APPENDIX 4 Statutory Instrument 64 of 2008 Labour Relations (General Amendment) Regulations, 2008 (No.2) It is hereby notified that the Minister of Public Service, Labour and Social Welfare has, in terms of section 17 of the Labour Relations Act [Chapter 28:01], made the following regulations: 1. These regulations may be cited as the Labour Relations (General) (Amendment) Regulations, 2008 (No.2) 2. Section 1 (Title) of the Labour Relations (General) Regulations, 1993, published in Statutory Instrument 31 of 1993 (hereinafter called ‘the principle regulations’). Is repealed and the following is substituted‘Title’ 1. These regulations may be cited as the Labour Relations (General) Regulations, 1993). 2. Form L.R. 33 (‘Labour Inspectorate Form’) of the Schedule to the principle regulations is amended by the insertion after paragraph 2.2 of the following paragraph. 2.3 General Conditions of Employment: HIV and AIDS.

Conditions of employment

Provided for/not provided for

Comments by labour officer/ inspector and action taken

Accessibility of S.I. 202 of 1998 Any HIV and AIDS Sector policy in place Workplace Any HIV and AIDS committee/ coordinator. Education and Awareness of employees HIV and AIDS risk management Any peer educators and counsellors Medical testing Care and support [26]


Company Baseline Assessment Form Province


Company/ organization Name

Workplace Focal Person’s Name

Nature of Business

Date completed

Number of Permanent Male Employees Female

(dd/mm/yy) Number of Contract Employees

(Only Indicate the Appropriate with a Tick) Yes 1. Company has own Medical Facility? 2. Services Offered by Facility: a) Treatment of Minor Ailments b) Treatment of STIs c) Treatment of Opportunistic Infections d) Provision of antiretroviral drugs (ARVs) e) Counseling f) HIV Counseling and Testing 3. Other Services (If yes specify under comments) ………. 4. Does the company have Permanent employees Medical Aid for: Contract employees 5. Does the medical aid include the ADD ON 1scheme? 6. Which category of employees is covered Permanent under the ADD ON scheme? Contract Male 7. Number of Employees on ART 8.

Does the company have an HIV and AIDS Policy? a) If the answer is no please specify the reasons under comments) 9. When was the HIV and AIDS Policy adopted? (Indicate Year) 10. Has the HIV and AIDS Policy ever been reviewed? a) If yes when was it last reviewed? 1



Male Female Comments



An Add on scheme is a medical aid scheme that covers chronic conditions including HIV and AIDS.


11. How is staff informed of the policy? 12. How is the policy being implemented? 13. Do you currently have HIV and AIDS programs? (Specify) 14. If Yes: Do you follow a workplan in implementing the programs? 15. If Yes: How many years are covered by this plan? 16. Do you have a specific budget for HIV and AIDS activities in the company? 17. Who leads the HIV and AIDS programme? (TITLES) a) ………………………………………… b) …………………………………………

18. Number of peer educators in the company. 19. Do peer educators submit reports to coordinator? 20. If Yes: How often do peer educators submit reports to the coordinator?

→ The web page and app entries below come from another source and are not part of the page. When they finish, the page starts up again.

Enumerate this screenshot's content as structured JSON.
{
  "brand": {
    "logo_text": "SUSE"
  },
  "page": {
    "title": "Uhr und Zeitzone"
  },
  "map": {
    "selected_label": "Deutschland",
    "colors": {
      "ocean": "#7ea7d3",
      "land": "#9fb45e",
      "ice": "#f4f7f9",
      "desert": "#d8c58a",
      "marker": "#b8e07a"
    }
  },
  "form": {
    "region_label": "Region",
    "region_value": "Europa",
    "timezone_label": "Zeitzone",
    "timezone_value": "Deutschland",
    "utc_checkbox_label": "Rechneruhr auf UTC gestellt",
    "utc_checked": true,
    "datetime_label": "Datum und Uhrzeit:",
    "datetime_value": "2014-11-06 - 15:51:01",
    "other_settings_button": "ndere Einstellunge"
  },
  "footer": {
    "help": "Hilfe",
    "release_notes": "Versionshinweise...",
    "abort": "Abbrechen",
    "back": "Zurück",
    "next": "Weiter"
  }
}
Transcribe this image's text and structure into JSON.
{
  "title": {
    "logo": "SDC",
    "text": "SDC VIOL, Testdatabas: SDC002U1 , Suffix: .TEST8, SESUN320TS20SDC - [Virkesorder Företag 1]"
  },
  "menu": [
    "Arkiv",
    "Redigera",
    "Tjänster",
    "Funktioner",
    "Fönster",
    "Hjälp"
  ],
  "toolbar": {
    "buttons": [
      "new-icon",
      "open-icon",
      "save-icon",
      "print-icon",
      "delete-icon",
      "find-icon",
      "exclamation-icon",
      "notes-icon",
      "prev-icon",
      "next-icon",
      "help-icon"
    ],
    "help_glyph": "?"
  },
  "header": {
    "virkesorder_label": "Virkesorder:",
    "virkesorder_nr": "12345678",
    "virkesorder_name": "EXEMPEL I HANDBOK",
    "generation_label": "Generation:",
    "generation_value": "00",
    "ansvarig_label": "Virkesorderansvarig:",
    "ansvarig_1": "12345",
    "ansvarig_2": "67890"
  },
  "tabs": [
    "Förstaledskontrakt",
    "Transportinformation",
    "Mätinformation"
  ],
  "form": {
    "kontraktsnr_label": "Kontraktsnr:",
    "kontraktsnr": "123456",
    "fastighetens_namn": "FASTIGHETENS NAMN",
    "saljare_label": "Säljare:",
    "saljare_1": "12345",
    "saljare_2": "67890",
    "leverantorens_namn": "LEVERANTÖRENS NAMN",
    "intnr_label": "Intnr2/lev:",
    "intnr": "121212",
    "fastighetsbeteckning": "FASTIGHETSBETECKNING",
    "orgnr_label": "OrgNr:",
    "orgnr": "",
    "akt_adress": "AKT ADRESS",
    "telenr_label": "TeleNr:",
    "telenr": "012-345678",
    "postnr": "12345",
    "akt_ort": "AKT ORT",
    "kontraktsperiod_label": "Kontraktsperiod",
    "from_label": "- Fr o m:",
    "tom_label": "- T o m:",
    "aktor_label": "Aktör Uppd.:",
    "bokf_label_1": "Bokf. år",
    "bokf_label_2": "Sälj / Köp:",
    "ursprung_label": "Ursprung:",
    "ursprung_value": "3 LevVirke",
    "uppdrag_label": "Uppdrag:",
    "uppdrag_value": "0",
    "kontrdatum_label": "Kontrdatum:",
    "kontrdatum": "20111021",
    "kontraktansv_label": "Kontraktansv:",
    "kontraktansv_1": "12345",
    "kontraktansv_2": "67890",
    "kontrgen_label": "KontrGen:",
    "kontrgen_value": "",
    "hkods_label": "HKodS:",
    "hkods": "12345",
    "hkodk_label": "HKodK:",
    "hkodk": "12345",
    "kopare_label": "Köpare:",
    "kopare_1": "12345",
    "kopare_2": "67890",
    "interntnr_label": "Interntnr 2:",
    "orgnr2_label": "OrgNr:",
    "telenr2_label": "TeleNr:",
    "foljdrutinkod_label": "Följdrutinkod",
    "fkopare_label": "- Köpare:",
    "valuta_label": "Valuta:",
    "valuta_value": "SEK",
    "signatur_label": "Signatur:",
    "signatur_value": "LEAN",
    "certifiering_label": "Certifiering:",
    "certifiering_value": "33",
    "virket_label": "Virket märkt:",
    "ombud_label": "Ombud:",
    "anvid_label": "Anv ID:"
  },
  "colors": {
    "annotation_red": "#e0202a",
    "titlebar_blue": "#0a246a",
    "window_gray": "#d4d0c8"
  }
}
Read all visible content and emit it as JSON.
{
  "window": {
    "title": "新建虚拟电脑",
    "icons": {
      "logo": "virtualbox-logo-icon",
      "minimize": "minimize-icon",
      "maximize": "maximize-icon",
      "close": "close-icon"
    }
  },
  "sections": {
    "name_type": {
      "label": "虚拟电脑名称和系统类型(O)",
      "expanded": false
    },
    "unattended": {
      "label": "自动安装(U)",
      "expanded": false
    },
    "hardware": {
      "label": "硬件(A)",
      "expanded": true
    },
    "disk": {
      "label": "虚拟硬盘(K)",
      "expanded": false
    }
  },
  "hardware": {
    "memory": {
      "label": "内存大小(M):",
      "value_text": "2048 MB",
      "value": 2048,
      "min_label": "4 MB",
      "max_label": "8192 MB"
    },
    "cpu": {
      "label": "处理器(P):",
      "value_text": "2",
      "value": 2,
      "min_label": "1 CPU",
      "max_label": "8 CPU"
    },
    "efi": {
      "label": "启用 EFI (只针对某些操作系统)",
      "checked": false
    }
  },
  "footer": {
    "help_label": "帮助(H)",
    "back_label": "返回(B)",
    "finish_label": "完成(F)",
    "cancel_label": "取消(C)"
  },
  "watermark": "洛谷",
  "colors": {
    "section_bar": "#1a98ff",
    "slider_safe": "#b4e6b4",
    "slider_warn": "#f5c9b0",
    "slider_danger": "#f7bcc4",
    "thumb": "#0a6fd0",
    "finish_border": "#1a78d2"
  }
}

Monthly Quarterly Other 21. Does the company have an HIV and AIDS Support Group? 22. Does the company have an AIDS committee? 23. If Yes: Who are the members of this committee?(Indicate level and designation)








24. How often does the committee meet? 25. If not what are the reasons?

26. What are the operations of the committee?

Workplace Coordinator’s Signature...................................................................... [28]